((

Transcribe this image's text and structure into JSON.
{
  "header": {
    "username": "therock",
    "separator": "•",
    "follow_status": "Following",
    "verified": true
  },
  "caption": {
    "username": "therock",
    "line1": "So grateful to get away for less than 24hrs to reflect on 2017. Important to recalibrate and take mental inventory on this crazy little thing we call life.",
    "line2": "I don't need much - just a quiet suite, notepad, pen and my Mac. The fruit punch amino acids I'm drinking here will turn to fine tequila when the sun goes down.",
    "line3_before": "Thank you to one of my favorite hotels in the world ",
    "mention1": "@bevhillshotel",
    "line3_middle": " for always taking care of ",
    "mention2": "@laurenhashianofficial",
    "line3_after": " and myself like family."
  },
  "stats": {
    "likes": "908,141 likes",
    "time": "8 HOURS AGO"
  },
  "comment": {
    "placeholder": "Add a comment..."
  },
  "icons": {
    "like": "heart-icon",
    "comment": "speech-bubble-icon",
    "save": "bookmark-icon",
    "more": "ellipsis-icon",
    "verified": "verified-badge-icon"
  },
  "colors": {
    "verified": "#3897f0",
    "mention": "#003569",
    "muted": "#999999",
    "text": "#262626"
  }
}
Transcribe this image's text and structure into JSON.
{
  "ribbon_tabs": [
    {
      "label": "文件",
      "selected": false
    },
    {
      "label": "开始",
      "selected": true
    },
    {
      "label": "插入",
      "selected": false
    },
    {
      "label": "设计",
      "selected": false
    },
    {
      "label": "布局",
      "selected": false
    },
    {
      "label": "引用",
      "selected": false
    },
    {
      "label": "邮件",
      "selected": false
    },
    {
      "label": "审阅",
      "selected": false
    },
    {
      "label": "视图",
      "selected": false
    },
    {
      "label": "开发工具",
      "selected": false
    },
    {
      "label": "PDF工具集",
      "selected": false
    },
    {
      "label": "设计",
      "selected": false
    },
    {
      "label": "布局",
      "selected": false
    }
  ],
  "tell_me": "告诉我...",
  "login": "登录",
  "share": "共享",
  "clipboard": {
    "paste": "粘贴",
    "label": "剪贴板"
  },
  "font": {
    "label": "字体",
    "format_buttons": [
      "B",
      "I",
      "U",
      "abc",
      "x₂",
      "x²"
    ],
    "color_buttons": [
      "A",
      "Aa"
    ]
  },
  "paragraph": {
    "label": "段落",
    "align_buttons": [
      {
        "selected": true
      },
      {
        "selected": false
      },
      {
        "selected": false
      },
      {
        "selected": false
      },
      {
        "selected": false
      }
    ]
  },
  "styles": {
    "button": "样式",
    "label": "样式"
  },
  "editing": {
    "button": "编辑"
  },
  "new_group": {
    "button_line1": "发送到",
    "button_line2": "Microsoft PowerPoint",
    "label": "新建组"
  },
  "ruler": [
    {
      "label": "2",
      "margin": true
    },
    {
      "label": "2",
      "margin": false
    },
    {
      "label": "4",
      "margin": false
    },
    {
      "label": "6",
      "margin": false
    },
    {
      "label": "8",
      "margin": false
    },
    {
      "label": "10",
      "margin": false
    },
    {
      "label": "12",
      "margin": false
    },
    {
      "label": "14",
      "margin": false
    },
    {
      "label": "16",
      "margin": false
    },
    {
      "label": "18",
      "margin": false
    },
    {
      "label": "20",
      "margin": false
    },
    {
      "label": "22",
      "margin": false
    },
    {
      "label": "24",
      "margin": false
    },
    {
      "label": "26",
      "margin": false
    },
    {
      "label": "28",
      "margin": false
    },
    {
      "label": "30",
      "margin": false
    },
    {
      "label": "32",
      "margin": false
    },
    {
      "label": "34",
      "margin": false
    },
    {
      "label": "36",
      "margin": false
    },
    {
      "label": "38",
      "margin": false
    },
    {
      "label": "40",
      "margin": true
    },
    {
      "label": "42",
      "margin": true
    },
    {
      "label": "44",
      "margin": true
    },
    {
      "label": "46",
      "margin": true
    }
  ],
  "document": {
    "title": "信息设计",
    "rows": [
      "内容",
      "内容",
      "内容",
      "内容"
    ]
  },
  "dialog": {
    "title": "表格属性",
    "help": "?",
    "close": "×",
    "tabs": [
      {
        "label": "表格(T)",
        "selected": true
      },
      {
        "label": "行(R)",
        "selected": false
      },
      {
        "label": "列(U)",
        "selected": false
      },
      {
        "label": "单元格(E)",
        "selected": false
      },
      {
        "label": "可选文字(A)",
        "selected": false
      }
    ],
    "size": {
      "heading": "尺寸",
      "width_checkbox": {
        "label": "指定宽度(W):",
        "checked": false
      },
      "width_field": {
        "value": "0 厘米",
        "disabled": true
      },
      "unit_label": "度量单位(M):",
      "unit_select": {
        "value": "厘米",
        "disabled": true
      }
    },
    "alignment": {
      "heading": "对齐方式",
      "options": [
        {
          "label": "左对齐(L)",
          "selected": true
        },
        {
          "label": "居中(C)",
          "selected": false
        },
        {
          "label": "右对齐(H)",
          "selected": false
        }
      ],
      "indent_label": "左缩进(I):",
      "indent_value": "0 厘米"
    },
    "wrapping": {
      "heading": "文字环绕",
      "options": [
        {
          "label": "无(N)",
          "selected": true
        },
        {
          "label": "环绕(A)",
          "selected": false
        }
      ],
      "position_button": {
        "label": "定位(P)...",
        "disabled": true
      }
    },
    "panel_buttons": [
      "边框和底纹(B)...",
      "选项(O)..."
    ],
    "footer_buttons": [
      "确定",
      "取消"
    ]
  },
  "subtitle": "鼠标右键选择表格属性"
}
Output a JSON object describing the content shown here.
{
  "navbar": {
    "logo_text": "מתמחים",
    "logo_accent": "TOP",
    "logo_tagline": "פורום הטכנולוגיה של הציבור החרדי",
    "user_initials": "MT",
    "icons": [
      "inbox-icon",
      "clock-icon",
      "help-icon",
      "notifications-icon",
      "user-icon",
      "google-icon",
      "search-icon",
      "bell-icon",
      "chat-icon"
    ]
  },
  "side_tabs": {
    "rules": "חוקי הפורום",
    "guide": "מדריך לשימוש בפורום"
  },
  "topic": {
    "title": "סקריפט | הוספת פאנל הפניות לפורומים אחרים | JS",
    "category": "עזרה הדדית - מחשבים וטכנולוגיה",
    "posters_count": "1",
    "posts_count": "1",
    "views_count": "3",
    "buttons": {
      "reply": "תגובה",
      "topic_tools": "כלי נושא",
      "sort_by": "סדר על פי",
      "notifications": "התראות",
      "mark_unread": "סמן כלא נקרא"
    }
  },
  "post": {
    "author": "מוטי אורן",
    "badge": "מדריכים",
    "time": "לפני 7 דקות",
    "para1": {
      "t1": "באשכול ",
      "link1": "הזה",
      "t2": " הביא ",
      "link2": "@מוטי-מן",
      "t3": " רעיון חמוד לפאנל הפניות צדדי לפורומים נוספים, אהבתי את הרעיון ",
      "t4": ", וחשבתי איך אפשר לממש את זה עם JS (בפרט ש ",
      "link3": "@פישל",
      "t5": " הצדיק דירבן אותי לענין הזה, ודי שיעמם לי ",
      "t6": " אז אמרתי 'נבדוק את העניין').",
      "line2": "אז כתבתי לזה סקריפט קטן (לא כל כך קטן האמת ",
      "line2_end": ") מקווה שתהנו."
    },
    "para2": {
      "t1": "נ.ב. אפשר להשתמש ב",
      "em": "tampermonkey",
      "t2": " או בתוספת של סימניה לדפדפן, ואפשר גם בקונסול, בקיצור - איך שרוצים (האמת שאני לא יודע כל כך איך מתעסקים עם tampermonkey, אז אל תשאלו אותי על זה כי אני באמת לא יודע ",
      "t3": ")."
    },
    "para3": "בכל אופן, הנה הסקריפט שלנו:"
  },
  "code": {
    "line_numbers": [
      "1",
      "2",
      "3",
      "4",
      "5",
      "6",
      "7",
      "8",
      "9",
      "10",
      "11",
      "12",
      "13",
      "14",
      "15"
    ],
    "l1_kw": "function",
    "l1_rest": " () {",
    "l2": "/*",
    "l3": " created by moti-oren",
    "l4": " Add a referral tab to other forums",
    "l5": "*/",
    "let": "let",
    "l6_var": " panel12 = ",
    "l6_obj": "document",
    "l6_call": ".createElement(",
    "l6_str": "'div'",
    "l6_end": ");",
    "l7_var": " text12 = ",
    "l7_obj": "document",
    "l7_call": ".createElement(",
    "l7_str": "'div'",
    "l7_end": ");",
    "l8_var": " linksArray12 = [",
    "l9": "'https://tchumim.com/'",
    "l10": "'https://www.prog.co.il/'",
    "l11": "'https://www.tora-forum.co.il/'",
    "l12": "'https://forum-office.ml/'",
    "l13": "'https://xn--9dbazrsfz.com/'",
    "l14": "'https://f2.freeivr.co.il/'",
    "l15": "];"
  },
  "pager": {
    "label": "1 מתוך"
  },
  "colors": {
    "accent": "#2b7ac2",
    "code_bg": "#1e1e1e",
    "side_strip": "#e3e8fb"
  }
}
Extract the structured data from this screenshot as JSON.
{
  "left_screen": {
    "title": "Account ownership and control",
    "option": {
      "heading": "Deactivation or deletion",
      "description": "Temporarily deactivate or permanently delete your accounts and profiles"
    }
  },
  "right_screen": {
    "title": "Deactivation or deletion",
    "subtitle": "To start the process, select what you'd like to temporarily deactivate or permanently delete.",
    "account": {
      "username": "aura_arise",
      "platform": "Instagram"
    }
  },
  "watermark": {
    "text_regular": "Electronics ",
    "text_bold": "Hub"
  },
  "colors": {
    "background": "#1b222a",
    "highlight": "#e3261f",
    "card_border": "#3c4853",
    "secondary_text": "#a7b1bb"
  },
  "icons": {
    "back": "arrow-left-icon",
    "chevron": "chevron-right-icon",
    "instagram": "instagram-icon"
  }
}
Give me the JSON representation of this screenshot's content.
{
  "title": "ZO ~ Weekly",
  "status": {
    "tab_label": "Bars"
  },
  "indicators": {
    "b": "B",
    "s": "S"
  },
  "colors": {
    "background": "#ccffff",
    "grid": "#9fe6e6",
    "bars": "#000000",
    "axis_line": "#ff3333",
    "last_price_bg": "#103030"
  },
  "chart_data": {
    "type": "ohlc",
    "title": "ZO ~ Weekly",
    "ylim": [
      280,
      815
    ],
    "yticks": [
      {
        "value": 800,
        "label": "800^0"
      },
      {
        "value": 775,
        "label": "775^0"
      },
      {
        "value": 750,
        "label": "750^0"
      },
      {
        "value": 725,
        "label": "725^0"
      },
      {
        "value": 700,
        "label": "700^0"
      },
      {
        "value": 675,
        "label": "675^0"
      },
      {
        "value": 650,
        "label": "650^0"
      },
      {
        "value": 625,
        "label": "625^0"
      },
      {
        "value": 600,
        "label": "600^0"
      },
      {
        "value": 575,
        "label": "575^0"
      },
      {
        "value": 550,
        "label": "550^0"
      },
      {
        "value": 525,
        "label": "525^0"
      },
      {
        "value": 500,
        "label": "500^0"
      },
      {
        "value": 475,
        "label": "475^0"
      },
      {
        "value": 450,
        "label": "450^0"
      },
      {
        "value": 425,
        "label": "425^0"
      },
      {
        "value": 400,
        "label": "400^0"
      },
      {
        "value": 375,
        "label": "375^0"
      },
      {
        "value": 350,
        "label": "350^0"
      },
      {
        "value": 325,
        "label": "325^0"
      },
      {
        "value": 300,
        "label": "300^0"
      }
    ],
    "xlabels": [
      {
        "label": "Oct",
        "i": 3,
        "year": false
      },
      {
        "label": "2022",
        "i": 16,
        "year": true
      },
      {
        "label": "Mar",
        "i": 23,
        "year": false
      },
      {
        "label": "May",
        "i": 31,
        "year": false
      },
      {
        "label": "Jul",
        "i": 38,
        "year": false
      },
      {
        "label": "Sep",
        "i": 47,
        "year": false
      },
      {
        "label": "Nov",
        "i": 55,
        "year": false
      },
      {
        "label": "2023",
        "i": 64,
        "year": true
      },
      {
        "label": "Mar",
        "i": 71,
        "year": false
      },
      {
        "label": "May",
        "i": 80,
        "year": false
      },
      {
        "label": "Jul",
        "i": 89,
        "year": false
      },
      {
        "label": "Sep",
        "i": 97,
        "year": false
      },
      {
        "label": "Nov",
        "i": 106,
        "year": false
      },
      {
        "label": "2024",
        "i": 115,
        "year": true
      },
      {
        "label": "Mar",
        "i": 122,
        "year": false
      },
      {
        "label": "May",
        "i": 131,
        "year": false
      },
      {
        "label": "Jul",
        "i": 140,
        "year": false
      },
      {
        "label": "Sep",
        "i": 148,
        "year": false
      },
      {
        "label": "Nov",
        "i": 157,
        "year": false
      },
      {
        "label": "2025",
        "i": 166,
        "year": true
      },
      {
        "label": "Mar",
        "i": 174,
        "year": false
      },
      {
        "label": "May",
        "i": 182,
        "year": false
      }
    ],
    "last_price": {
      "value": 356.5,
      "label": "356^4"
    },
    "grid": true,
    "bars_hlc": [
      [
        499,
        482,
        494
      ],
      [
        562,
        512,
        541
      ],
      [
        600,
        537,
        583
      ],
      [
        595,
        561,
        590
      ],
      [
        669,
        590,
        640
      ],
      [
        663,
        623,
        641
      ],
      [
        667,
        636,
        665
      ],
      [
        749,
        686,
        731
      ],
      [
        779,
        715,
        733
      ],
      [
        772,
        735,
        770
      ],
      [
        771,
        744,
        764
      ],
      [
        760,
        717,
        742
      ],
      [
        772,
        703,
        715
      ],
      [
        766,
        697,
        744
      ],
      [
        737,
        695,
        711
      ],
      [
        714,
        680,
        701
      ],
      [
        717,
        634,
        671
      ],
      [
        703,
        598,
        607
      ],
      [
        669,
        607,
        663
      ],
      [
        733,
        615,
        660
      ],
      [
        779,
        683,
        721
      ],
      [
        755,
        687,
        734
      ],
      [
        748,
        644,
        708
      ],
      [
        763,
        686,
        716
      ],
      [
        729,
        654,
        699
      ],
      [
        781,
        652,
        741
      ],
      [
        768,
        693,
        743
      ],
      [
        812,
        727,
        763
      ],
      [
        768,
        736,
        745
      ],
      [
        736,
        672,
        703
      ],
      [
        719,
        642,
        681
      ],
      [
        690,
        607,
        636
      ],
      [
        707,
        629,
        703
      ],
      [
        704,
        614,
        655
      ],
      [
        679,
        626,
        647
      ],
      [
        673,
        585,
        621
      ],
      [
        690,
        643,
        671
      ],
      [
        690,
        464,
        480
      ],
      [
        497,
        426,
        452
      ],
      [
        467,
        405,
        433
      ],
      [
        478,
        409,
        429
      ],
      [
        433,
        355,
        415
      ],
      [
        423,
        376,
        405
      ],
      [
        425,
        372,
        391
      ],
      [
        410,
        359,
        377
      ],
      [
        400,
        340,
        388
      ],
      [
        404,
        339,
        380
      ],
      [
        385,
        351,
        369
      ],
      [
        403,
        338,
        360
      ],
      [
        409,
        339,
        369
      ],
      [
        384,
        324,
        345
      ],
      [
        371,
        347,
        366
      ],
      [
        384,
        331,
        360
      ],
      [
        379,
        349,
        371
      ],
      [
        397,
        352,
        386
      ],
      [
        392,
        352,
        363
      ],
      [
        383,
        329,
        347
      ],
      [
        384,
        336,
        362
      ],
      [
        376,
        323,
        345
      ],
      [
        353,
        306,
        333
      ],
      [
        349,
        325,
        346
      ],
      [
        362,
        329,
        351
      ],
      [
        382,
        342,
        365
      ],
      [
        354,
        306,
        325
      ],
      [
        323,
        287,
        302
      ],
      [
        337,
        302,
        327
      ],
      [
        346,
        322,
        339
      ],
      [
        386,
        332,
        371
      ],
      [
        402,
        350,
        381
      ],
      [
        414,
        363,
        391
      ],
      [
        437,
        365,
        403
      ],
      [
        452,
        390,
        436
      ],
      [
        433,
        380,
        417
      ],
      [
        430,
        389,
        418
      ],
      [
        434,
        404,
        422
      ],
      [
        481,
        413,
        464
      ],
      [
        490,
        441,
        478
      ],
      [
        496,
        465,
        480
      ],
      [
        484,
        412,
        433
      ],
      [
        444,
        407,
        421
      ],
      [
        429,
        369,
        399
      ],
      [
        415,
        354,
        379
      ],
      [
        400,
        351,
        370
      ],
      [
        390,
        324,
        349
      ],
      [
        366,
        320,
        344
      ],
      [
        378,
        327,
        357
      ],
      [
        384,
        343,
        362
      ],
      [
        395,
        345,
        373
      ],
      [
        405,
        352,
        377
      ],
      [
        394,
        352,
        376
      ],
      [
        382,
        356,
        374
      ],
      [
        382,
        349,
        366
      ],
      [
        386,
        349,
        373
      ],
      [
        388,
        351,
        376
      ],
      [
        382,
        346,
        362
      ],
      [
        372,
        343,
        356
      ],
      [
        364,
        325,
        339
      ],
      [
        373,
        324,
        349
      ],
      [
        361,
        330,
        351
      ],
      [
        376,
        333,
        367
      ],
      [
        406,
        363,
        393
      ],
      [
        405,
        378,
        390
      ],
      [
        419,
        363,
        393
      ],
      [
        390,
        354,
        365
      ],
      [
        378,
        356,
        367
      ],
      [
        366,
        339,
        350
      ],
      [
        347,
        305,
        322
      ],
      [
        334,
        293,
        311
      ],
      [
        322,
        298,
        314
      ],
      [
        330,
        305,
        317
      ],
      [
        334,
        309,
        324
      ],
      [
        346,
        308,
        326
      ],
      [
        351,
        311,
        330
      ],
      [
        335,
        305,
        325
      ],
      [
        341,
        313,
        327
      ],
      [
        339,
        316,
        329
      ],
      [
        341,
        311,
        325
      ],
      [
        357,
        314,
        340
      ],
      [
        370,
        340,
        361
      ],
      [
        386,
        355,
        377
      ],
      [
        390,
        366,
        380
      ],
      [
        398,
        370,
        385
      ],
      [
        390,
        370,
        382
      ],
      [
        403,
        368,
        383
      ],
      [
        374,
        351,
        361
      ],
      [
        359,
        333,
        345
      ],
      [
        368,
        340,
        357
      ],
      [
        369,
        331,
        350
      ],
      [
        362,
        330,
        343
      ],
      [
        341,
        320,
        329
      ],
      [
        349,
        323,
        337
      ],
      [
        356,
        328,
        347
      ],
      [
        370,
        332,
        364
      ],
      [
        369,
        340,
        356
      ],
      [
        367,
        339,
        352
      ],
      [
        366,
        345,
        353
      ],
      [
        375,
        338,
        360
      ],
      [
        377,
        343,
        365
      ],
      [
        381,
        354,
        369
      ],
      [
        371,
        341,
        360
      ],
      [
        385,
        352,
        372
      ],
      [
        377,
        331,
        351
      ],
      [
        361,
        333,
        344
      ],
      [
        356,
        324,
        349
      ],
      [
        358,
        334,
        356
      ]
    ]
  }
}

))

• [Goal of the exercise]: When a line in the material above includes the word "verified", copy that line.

• [Exercise output]:
    "verified": true
    "verified": "verified-badge-icon"
    "verified": "#3897f0",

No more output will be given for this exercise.